Source material section start

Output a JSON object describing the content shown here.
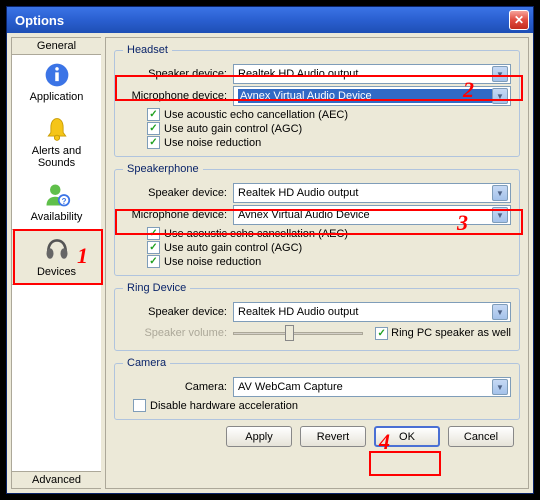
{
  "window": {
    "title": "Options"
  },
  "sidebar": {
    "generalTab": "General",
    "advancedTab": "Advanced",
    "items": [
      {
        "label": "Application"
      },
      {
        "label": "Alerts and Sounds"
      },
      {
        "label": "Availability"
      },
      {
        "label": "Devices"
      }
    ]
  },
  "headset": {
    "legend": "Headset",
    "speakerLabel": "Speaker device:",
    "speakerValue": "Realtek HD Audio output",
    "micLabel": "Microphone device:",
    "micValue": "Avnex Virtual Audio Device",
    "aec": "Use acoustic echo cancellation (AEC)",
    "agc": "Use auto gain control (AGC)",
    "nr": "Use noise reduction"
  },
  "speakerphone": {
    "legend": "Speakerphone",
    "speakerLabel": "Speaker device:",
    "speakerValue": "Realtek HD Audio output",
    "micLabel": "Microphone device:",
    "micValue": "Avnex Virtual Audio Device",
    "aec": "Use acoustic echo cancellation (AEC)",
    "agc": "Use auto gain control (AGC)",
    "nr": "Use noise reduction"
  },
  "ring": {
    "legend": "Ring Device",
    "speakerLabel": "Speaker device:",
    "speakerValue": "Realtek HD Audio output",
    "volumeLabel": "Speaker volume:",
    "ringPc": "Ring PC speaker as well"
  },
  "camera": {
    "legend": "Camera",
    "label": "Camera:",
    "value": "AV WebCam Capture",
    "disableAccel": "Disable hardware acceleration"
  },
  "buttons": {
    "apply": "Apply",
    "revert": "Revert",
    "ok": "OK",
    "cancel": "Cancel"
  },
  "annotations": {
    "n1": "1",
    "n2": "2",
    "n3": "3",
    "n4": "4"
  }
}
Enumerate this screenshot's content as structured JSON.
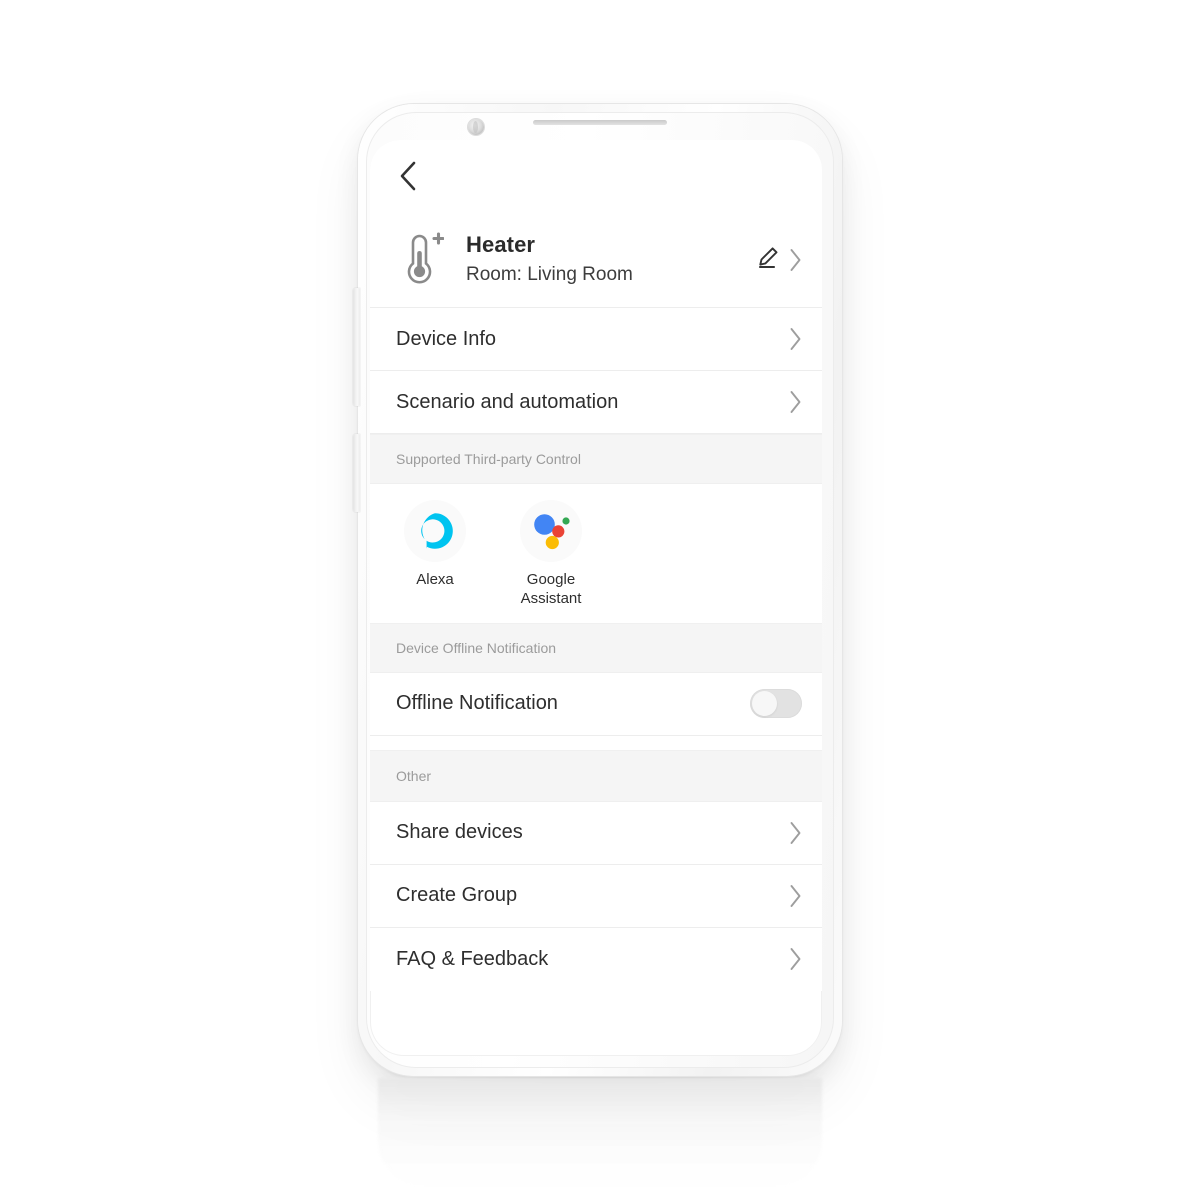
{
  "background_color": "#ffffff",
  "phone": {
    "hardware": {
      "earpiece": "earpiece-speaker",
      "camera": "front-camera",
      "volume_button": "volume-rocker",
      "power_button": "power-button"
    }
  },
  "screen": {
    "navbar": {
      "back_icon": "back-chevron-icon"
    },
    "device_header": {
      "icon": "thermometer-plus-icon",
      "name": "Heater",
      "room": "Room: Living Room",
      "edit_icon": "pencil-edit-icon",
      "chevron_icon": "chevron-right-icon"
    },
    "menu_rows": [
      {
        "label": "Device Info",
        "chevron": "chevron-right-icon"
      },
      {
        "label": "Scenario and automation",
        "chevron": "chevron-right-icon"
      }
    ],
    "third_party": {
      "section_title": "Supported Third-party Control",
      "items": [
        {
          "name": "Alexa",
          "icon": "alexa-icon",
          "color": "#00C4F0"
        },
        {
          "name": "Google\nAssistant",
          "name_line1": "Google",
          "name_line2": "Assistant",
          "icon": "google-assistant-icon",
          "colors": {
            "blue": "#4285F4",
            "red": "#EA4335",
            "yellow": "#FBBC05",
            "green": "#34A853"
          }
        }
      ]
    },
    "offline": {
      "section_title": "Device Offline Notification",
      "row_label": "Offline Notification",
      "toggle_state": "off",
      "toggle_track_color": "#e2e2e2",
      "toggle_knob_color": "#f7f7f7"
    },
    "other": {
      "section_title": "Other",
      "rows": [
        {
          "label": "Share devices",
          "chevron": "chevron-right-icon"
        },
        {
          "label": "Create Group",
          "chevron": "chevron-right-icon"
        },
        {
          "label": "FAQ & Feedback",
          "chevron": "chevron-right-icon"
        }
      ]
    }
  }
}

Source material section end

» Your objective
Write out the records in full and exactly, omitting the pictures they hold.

» Written response
Output a JSON object describing the content shown here.
{
  "window": {
    "title": "Options"
  },
  "sidebar": {
    "generalTab": "General",
    "advancedTab": "Advanced",
    "items": [
      {
        "label": "Application"
      },
      {
        "label": "Alerts and Sounds"
      },
      {
        "label": "Availability"
      },
      {
        "label": "Devices"
      }
    ]
  },
  "headset": {
    "legend": "Headset",
    "speakerLabel": "Speaker device:",
    "speakerValue": "Realtek HD Audio output",
    "micLabel": "Microphone device:",
    "micValue": "Avnex Virtual Audio Device",
    "aec": "Use acoustic echo cancellation (AEC)",
    "agc": "Use auto gain control (AGC)",
    "nr": "Use noise reduction"
  },
  "speakerphone": {
    "legend": "Speakerphone",
    "speakerLabel": "Speaker device:",
    "speakerValue": "Realtek HD Audio output",
    "micLabel": "Microphone device:",
    "micValue": "Avnex Virtual Audio Device",
    "aec": "Use acoustic echo cancellation (AEC)",
    "agc": "Use auto gain control (AGC)",
    "nr": "Use noise reduction"
  },
  "ring": {
    "legend": "Ring Device",
    "speakerLabel": "Speaker device:",
    "speakerValue": "Realtek HD Audio output",
    "volumeLabel": "Speaker volume:",
    "ringPc": "Ring PC speaker as well"
  },
  "camera": {
    "legend": "Camera",
    "label": "Camera:",
    "value": "AV WebCam Capture",
    "disableAccel": "Disable hardware acceleration"
  },
  "buttons": {
    "apply": "Apply",
    "revert": "Revert",
    "ok": "OK",
    "cancel": "Cancel"
  },
  "annotations": {
    "n1": "1",
    "n2": "2",
    "n3": "3",
    "n4": "4"
  }
}
Enumerate this screenshot's content as structured JSON.
{
  "background_color": "#ffffff",
  "phone": {
    "hardware": {
      "earpiece": "earpiece-speaker",
      "camera": "front-camera",
      "volume_button": "volume-rocker",
      "power_button": "power-button"
    }
  },
  "screen": {
    "navbar": {
      "back_icon": "back-chevron-icon"
    },
    "device_header": {
      "icon": "thermometer-plus-icon",
      "name": "Heater",
      "room": "Room: Living Room",
      "edit_icon": "pencil-edit-icon",
      "chevron_icon": "chevron-right-icon"
    },
    "menu_rows": [
      {
        "label": "Device Info",
        "chevron": "chevron-right-icon"
      },
      {
        "label": "Scenario and automation",
        "chevron": "chevron-right-icon"
      }
    ],
    "third_party": {
      "section_title": "Supported Third-party Control",
      "items": [
        {
          "name": "Alexa",
          "icon": "alexa-icon",
          "color": "#00C4F0"
        },
        {
          "name": "Google\nAssistant",
          "name_line1": "Google",
          "name_line2": "Assistant",
          "icon": "google-assistant-icon",
          "colors": {
            "blue": "#4285F4",
            "red": "#EA4335",
            "yellow": "#FBBC05",
            "green": "#34A853"
          }
        }
      ]
    },
    "offline": {
      "section_title": "Device Offline Notification",
      "row_label": "Offline Notification",
      "toggle_state": "off",
      "toggle_track_color": "#e2e2e2",
      "toggle_knob_color": "#f7f7f7"
    },
    "other": {
      "section_title": "Other",
      "rows": [
        {
          "label": "Share devices",
          "chevron": "chevron-right-icon"
        },
        {
          "label": "Create Group",
          "chevron": "chevron-right-icon"
        },
        {
          "label": "FAQ & Feedback",
          "chevron": "chevron-right-icon"
        }
      ]
    }
  }
}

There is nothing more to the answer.